* ffi.c - generated C code from ffi.ssc.
* ffi.so - generated .so extension.
* ffi.ss - some Scheme interface to ffi.so.
* junk - a directory with some testing stuff I use.
As a side note that demonstrates the whole thing nicely, I live in
Manhattan and drive to Ithaca and back every week, so I needed
desperately a sane way to play music with my laptop -- keeping it open
is not practical (battery) and difficult (typing while driving is not
a healthy habit...), and having a long sequence of music is not too
good (for example, a burst of *LOUD* music is excellent for these
times where you realize that these big things are trucks and not
lambda expressions). My solution is a program that controls XMMS
using the mouse (heavily using the mouse wheel), and the nice thing
about it is that it uses speech to tell me things like track names
etc. (Of course, it also tells me the time, the amount of battery
power left and an estimated arrival time... The only thing I'm
missing is a GPS...) If anyone is intersted in this, I can post the
code with instructions on how to make it work.
I would love to get any comments etc on this -- I wanted to have
something like this for some time now, and I think that the result is

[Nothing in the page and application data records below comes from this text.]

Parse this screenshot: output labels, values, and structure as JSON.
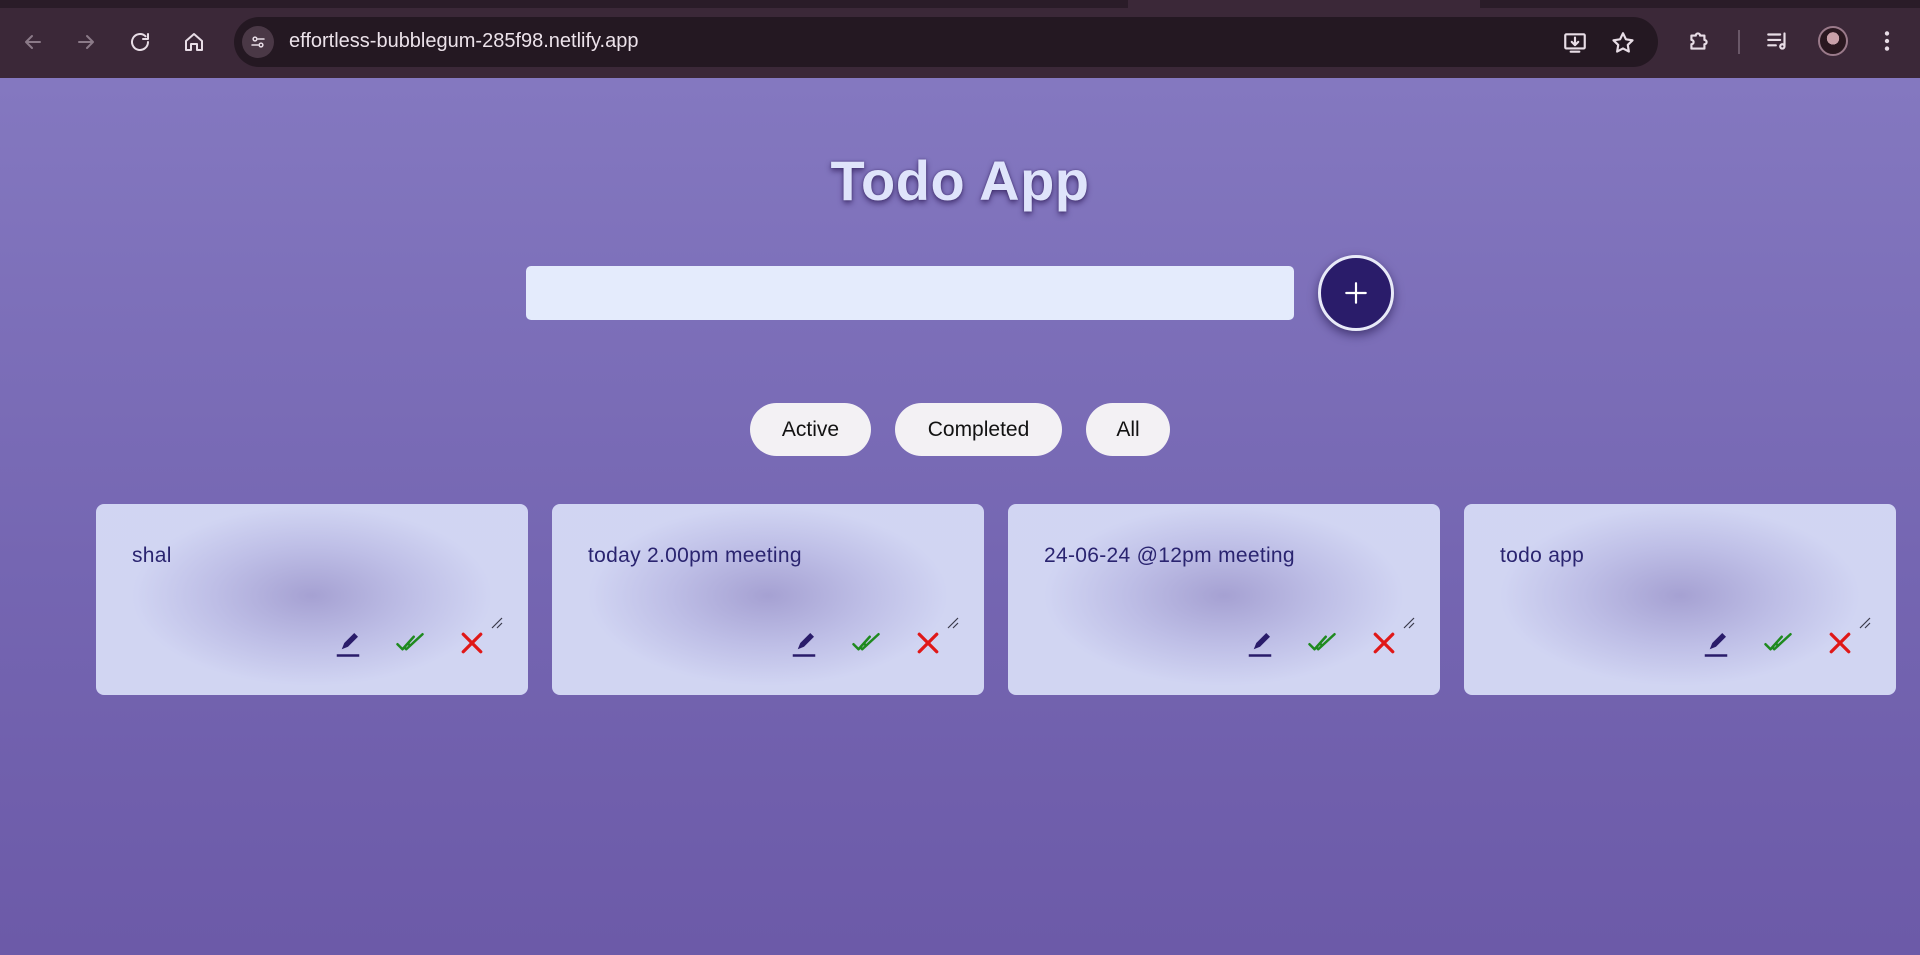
{
  "browser": {
    "url": "effortless-bubblegum-285f98.netlify.app",
    "icons": {
      "back": "arrow-left-icon",
      "forward": "arrow-right-icon",
      "reload": "reload-icon",
      "home": "home-icon",
      "site_info": "tune-icon",
      "install": "install-app-icon",
      "bookmark": "star-icon",
      "extensions": "puzzle-icon",
      "media": "media-queue-icon",
      "menu": "kebab-menu-icon"
    }
  },
  "app": {
    "title": "Todo App",
    "input": {
      "value": "",
      "placeholder": ""
    },
    "add_button_icon": "plus-icon",
    "filters": [
      {
        "label": "Active"
      },
      {
        "label": "Completed"
      },
      {
        "label": "All"
      }
    ],
    "todos": [
      {
        "text": "shal"
      },
      {
        "text": "today 2.00pm meeting"
      },
      {
        "text": "24-06-24 @12pm meeting"
      },
      {
        "text": "todo app"
      }
    ],
    "todo_actions": [
      "edit-icon",
      "check-icon",
      "delete-icon"
    ],
    "colors": {
      "accent": "#2a1c6a",
      "edit": "#2a1c6a",
      "complete": "#1f8a1f",
      "delete": "#e01818"
    }
  }
}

pretty nice. It would be even more useful on Windows -- since there
is a lot of good stuff burried in system DLLs and the usual scenario
is having no C compiler around. Unfortunately (maybe fortunately is a
better word here), I fall under the same category as having no Windows
C compiler, and I don't feel bad about it since I rarely use Windows,
so I'll be happy if someone can make it work on Windows too...
((lambda (x) (x x)) (lambda (x) (x x))) Eli Barzilay:
http://www.barzilay.org/ Maze is Life!